Wexler juxtaposes Abraham's story of art transforming disability with a story of disability transforming art. In the chapter “The Art of Living and Dying: Linda Montano,” Wexler and coauthor Linda Weintraub introduce us to Linda Montano, a performance artist who incorporates her neurological disorder of dystonia into her work. Montano's dystonia causes her to appear stooped, hunchbacked, and small, similar to the late Mother Teresa. Montano embraces her appearance and, having been a novitiate earlier in life, constructs a performance identity as Mother Teresa. When she is performing as Mother Teresa, Montano is often approached by people seeking spiritual counseling, which Montano readily provides. Somewhat disjointedly, in the same chapter the authors discuss Montano's Dad Art—her video recordings of her father's final years.
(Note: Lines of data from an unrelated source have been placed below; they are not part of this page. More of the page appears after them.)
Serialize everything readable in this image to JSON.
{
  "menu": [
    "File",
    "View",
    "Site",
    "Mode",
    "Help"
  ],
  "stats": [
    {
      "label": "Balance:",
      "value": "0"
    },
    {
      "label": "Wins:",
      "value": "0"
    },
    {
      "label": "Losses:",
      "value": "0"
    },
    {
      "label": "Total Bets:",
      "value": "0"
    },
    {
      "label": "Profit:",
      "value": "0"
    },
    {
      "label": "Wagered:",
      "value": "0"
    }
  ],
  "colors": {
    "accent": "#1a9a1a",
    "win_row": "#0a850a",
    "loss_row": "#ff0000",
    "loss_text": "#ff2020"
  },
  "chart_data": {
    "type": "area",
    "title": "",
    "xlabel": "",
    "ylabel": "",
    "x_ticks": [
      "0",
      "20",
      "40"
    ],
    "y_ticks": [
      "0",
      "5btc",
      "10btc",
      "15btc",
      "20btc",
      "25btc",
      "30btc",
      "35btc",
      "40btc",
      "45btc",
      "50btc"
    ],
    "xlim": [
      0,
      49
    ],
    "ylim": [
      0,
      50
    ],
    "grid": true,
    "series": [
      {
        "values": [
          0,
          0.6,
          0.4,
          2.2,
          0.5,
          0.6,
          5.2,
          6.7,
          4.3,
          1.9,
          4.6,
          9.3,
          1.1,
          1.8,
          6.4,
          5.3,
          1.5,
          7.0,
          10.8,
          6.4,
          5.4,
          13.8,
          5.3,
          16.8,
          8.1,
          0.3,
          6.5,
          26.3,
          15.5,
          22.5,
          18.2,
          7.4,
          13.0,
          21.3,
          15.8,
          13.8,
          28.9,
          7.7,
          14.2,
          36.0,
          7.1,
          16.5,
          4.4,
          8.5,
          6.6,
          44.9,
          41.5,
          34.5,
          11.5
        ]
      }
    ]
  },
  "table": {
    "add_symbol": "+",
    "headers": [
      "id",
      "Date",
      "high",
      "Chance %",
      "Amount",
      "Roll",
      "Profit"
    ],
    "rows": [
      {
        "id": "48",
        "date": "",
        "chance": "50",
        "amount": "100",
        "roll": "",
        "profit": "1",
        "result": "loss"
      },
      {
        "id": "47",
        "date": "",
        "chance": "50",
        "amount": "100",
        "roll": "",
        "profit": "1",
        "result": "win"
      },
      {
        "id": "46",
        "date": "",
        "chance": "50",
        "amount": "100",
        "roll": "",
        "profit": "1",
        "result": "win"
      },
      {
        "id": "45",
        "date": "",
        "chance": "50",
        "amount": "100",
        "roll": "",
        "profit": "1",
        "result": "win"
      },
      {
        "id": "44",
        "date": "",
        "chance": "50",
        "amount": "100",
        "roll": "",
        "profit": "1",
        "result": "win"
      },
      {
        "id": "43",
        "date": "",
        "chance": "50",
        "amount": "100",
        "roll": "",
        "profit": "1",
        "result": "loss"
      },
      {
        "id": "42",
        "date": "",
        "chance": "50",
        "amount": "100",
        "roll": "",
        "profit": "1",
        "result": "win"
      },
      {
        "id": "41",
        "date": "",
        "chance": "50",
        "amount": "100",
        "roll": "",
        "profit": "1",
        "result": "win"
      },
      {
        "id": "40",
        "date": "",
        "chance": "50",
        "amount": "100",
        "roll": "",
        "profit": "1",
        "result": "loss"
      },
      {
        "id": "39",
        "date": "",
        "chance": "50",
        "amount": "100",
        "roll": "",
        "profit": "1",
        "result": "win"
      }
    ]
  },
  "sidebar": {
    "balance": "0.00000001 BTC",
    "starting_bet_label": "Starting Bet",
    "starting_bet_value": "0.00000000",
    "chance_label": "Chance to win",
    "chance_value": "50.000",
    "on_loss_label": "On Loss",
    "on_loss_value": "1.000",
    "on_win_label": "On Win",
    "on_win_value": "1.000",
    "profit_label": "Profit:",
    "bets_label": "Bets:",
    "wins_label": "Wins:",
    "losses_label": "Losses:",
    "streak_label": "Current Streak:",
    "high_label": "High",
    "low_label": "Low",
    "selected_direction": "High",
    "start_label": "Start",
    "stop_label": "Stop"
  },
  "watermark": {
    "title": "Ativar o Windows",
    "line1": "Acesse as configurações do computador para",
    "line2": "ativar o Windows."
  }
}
There is also a poignant but equally abrupt overlay of autism—which Montano does not have—to discuss the artist's disputed accounts of her early, selectively mute childhood. These awkward transitions notwithstanding, Montano's life-as-art questions whether and where the boundary exists between authentic life and performance art.

Remaining in the communal ecological space, the next two cases, Phyllis Kornfield's chapter, “Truth, Goodness, and Beautiful Art: Set Free in the Penitentiary,” and Doug Blandy and Michael Franklin's chapter, “Following the Siren's Song: Scott Harrison and the Carousel of Happiness,” present models of therapeutic art education that refuse the dominant theme of victimhood in prisoners and war veterans, respectively. The chapter “Digital Ethnography: Artists Speak from Virtual Ability Island in Second Life” expands Wexler's conceit that disability and art transform one another to the more macrologic virtual reality space. With Mary Stokrocki and L. S. Krecker, Wexler documents how, using an avatar in the Second Life online world, a person can construct an identity that minimizes, or in some cases eliminates, the impact of her disability. On Virtual Ability Island, many Second Life users with disabilities engage their offline artistic skills in a safe, facilitating environment. These engagements have offline implications for these online artists, with many often enjoying social experiences offline as a result of their online activities.

Art Education Beyond the Classroom concludes at an abstract ecological level by questioning the very existence and implications of outsiderism. In the final chapter, “Outside the Outside: In the Realms of the Real,” Jan Jagodzinski picks up where Stokrocki, Kreckler, and Wexler left off. Inverting the outsider/insider paradigm, Jagodzinski theorizes that existing within this enigmatic space is unimaginable to the majority but therapeutic (and entrapping) to the individual for whom this experience is a reality. This experience of one's own personal fantasy, Jagodzinski proposes, is real art.

Outsider art